##### Material shown
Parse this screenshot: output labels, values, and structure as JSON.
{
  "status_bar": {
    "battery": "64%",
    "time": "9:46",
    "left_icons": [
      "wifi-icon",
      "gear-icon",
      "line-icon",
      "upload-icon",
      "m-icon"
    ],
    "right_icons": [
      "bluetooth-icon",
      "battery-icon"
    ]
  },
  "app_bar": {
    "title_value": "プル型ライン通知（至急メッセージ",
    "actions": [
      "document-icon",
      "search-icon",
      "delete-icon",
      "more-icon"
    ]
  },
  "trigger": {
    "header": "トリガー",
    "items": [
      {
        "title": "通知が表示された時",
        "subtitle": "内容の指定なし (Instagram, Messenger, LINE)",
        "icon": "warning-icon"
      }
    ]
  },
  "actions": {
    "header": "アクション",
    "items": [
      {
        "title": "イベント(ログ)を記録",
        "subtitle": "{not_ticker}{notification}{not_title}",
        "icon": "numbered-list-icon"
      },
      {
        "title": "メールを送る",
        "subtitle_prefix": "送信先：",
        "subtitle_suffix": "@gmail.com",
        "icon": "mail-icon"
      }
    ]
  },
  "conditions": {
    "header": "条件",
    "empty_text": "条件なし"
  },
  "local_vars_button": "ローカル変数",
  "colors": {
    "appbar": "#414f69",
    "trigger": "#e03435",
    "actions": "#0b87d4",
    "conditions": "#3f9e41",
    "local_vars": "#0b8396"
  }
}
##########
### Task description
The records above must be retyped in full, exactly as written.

### Reply to the task
Parse this screenshot: output labels, values, and structure as JSON.
{
  "status_bar": {
    "battery": "64%",
    "time": "9:46",
    "left_icons": [
      "wifi-icon",
      "gear-icon",
      "line-icon",
      "upload-icon",
      "m-icon"
    ],
    "right_icons": [
      "bluetooth-icon",
      "battery-icon"
    ]
  },
  "app_bar": {
    "title_value": "プル型ライン通知（至急メッセージ",
    "actions": [
      "document-icon",
      "search-icon",
      "delete-icon",
      "more-icon"
    ]
  },
  "trigger": {
    "header": "トリガー",
    "items": [
      {
        "title": "通知が表示された時",
        "subtitle": "内容の指定なし (Instagram, Messenger, LINE)",
        "icon": "warning-icon"
      }
    ]
  },
  "actions": {
    "header": "アクション",
    "items": [
      {
        "title": "イベント(ログ)を記録",
        "subtitle": "{not_ticker}{notification}{not_title}",
        "icon": "numbered-list-icon"
      },
      {
        "title": "メールを送る",
        "subtitle_prefix": "送信先：",
        "subtitle_suffix": "@gmail.com",
        "icon": "mail-icon"
      }
    ]
  },
  "conditions": {
    "header": "条件",
    "empty_text": "条件なし"
  },
  "local_vars_button": "ローカル変数",
  "colors": {
    "appbar": "#414f69",
    "trigger": "#e03435",
    "actions": "#0b87d4",
    "conditions": "#3f9e41",
    "local_vars": "#0b8396"
  }
}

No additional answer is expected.